As Corina Becker, the autistic author of the critical article, pointed out on her blog, people who already have autism don’t need to be told about their difficulties in communicating as they deal with them every day. Some of them use computers and social networks as their main means of communicating, while those without autism might be much more able to communicate face-to-face than they are. (Of course, not everyone with autism cannot speak, particularly the Asperger’s end of the scale, but they might well find it easier to conduct friendships mostly online than in person.) She proposes the same day as Autistics Speaking Day:
At the end of my last post, I stated that on November 1st, Autistic people should speak up and be heard. That in the absence of NT [neurotypical] voices, Autistics should reclaim the Autism community by communicating in our own ways on our life experiences.
Yet, I must also add caution, to be mindful of the subject matters, as some subjects are triggers for people. I would hate to hear that a person had a panic attack, flashback or meltdown and suffered due to something in the information shared.
I would like the day to acknowledge our difficulties, yes, but also share our strengths, our passions, our interests, our “obsessions”.
I don’t know whether I’ll participate. But I’m certainly not participating in “communication shutdown”. You see, there are other people, besides autistics, who rely on the Internet for their social interaction, namely those who are bed-bound or housebound. Some of them are sick, in pain, and lonely, and the last thing they need is their friends cutting them off for a day, perhaps the very day they most need them, even if it is supposedly in aid of another group of disabled people. So, I’d like to say to people out there who’ve got friends in this condition not to cut them off by participating in this ill-conceived event, and if you do, perhaps you could visit a friend who was in need, or talk to them on the phone.
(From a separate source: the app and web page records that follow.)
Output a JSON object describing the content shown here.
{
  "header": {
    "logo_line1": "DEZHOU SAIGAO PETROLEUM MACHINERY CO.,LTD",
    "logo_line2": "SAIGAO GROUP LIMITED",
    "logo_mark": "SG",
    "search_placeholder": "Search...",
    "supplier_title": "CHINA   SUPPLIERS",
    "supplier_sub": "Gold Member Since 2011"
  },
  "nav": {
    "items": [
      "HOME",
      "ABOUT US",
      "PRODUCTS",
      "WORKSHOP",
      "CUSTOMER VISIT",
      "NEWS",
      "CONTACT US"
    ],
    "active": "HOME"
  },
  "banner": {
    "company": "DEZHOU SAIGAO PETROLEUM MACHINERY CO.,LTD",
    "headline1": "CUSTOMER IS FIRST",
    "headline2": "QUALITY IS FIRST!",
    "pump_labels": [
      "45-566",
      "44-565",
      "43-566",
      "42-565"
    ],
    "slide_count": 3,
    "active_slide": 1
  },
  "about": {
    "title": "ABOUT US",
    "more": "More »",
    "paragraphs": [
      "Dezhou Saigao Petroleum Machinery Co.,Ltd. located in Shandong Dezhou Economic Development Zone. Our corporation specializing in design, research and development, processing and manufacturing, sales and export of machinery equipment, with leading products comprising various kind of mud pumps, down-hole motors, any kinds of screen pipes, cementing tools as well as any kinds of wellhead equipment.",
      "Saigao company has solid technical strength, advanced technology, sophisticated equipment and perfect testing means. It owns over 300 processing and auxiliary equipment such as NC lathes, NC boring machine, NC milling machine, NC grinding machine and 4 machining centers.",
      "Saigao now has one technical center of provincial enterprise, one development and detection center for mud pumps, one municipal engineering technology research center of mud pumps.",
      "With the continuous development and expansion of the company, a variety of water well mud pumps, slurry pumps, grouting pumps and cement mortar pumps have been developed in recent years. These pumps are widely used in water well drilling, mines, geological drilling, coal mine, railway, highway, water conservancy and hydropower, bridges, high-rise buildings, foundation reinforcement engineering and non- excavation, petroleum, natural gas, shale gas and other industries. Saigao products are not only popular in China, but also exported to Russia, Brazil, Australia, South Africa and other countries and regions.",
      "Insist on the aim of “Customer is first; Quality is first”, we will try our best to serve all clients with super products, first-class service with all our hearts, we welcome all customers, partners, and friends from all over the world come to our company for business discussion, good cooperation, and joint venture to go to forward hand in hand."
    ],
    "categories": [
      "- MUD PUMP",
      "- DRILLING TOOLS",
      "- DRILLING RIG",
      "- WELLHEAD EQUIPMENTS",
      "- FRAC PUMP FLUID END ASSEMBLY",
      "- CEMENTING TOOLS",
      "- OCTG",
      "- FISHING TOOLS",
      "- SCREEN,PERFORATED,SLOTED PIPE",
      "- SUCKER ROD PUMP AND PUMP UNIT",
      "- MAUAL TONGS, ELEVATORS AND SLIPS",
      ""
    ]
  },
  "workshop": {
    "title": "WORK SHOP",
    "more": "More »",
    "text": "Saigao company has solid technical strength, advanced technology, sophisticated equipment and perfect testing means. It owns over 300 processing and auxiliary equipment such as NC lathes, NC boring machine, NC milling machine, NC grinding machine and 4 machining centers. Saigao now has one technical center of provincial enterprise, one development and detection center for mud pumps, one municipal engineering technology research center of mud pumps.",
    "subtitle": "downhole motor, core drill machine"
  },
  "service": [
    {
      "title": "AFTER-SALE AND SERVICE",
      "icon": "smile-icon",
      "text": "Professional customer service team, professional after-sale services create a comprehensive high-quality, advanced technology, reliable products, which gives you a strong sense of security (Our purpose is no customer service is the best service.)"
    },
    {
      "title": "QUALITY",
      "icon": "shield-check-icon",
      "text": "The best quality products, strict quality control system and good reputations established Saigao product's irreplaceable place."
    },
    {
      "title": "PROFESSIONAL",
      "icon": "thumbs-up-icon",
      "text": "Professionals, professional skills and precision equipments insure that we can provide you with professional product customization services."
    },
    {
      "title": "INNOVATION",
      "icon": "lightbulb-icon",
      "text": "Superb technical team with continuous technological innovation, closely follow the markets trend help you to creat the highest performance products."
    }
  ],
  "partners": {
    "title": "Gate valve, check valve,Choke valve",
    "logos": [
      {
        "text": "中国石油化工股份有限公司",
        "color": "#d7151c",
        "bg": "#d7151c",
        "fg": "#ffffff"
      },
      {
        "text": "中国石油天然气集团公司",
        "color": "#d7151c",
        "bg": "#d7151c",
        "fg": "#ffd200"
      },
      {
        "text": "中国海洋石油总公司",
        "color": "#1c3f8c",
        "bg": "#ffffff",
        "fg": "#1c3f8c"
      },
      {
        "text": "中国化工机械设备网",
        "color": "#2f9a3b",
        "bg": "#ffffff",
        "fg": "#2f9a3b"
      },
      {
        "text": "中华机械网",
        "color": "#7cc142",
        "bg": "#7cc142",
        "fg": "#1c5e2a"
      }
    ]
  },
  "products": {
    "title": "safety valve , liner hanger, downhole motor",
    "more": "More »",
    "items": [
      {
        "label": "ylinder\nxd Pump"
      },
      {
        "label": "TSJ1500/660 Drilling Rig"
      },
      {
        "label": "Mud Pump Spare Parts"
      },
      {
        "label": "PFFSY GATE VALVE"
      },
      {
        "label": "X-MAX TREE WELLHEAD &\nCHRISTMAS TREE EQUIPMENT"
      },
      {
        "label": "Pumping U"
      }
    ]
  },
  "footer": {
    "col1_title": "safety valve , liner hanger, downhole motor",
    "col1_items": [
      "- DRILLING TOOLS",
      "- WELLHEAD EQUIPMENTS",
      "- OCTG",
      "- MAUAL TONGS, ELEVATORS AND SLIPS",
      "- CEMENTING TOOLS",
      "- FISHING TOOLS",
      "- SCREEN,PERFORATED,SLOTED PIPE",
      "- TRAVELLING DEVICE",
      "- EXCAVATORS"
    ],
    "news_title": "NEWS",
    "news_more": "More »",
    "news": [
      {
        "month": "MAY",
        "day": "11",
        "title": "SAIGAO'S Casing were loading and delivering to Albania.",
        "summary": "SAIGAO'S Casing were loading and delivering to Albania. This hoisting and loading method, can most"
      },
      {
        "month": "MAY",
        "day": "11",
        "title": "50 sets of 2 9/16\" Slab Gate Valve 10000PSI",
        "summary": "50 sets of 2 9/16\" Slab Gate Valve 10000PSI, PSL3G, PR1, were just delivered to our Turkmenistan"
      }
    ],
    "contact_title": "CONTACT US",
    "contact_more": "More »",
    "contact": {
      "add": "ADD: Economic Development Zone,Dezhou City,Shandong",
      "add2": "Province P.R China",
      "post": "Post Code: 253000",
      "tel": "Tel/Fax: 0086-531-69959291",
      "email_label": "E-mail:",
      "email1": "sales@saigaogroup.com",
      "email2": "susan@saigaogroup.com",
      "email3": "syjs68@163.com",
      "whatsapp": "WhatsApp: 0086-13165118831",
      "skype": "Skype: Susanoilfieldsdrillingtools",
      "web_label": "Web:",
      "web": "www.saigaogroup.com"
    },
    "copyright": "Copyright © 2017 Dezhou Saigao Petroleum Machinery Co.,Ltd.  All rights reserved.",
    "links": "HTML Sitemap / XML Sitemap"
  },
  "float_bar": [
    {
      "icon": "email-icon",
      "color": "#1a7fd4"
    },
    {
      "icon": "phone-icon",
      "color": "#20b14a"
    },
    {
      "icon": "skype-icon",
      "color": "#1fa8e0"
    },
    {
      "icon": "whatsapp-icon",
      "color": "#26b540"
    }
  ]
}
Make it “open up day” rather than shut-down day.
Possibly Related Posts:
- Yes, the severely autistic do need a voice, but …
- Review: Skipping School (Dispatches, Channel 4)
- A law unto themselves
- Do we need “a debate on mental health”?
- Some notes on recent ATU publicity